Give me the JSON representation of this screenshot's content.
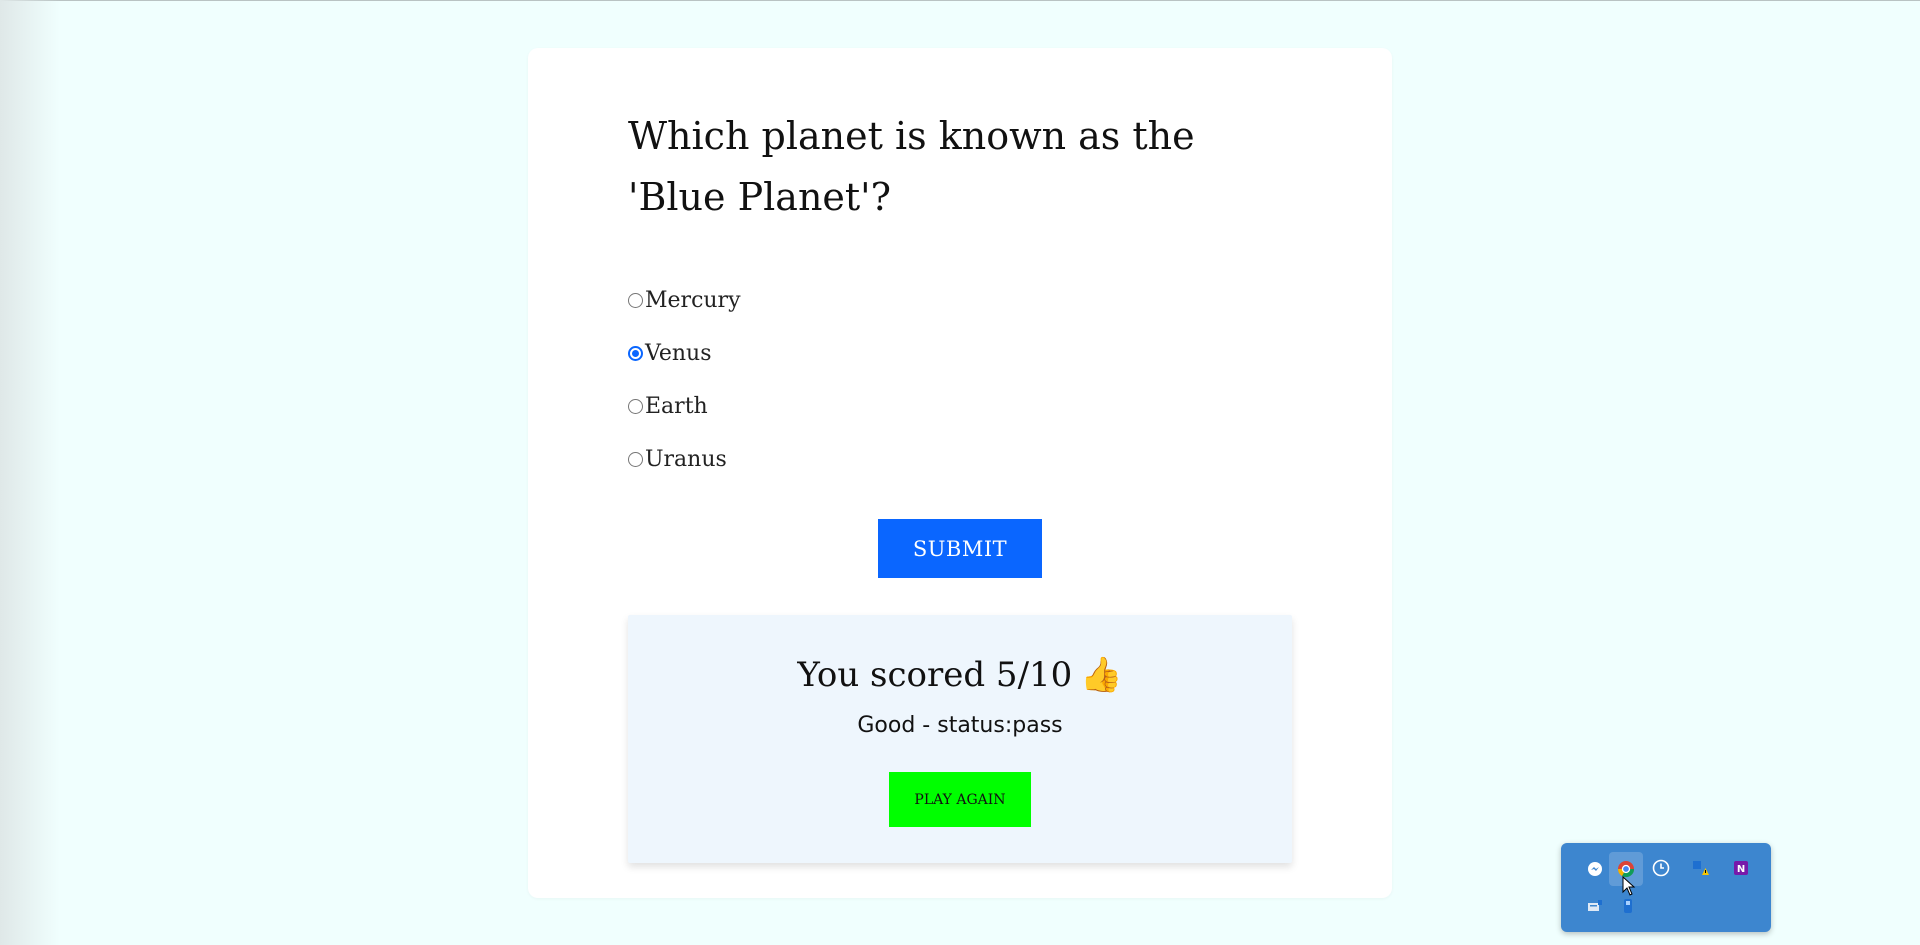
{
  "quiz": {
    "question": "Which planet is known as the 'Blue Planet'?",
    "options": [
      {
        "label": "Mercury",
        "selected": false
      },
      {
        "label": "Venus",
        "selected": true
      },
      {
        "label": "Earth",
        "selected": false
      },
      {
        "label": "Uranus",
        "selected": false
      }
    ],
    "submit_label": "SUBMIT"
  },
  "result": {
    "score_text": "You scored 5/10",
    "score_emoji": "👍",
    "status_text": "Good - status:pass",
    "play_again_label": "PLAY AGAIN"
  },
  "tray": {
    "icons": [
      "messenger-icon",
      "chrome-icon",
      "clock-icon",
      "defender-warning-icon",
      "onenote-icon",
      "network-adapter-icon",
      "bluetooth-device-icon"
    ]
  },
  "colors": {
    "page_background": "#f0fffe",
    "submit_button": "#0a66ff",
    "play_again_button": "#00ff00",
    "result_panel": "#eef6fd",
    "tray_background": "#3d86cf"
  }
}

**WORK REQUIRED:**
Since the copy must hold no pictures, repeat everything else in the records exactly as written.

**RESPONSE TO THE EXERCISE:**
Give me the JSON representation of this screenshot's content.
{
  "quiz": {
    "question": "Which planet is known as the 'Blue Planet'?",
    "options": [
      {
        "label": "Mercury",
        "selected": false
      },
      {
        "label": "Venus",
        "selected": true
      },
      {
        "label": "Earth",
        "selected": false
      },
      {
        "label": "Uranus",
        "selected": false
      }
    ],
    "submit_label": "SUBMIT"
  },
  "result": {
    "score_text": "You scored 5/10",
    "score_emoji": "👍",
    "status_text": "Good - status:pass",
    "play_again_label": "PLAY AGAIN"
  },
  "tray": {
    "icons": [
      "messenger-icon",
      "chrome-icon",
      "clock-icon",
      "defender-warning-icon",
      "onenote-icon",
      "network-adapter-icon",
      "bluetooth-device-icon"
    ]
  },
  "colors": {
    "page_background": "#f0fffe",
    "submit_button": "#0a66ff",
    "play_again_button": "#00ff00",
    "result_panel": "#eef6fd",
    "tray_background": "#3d86cf"
  }
}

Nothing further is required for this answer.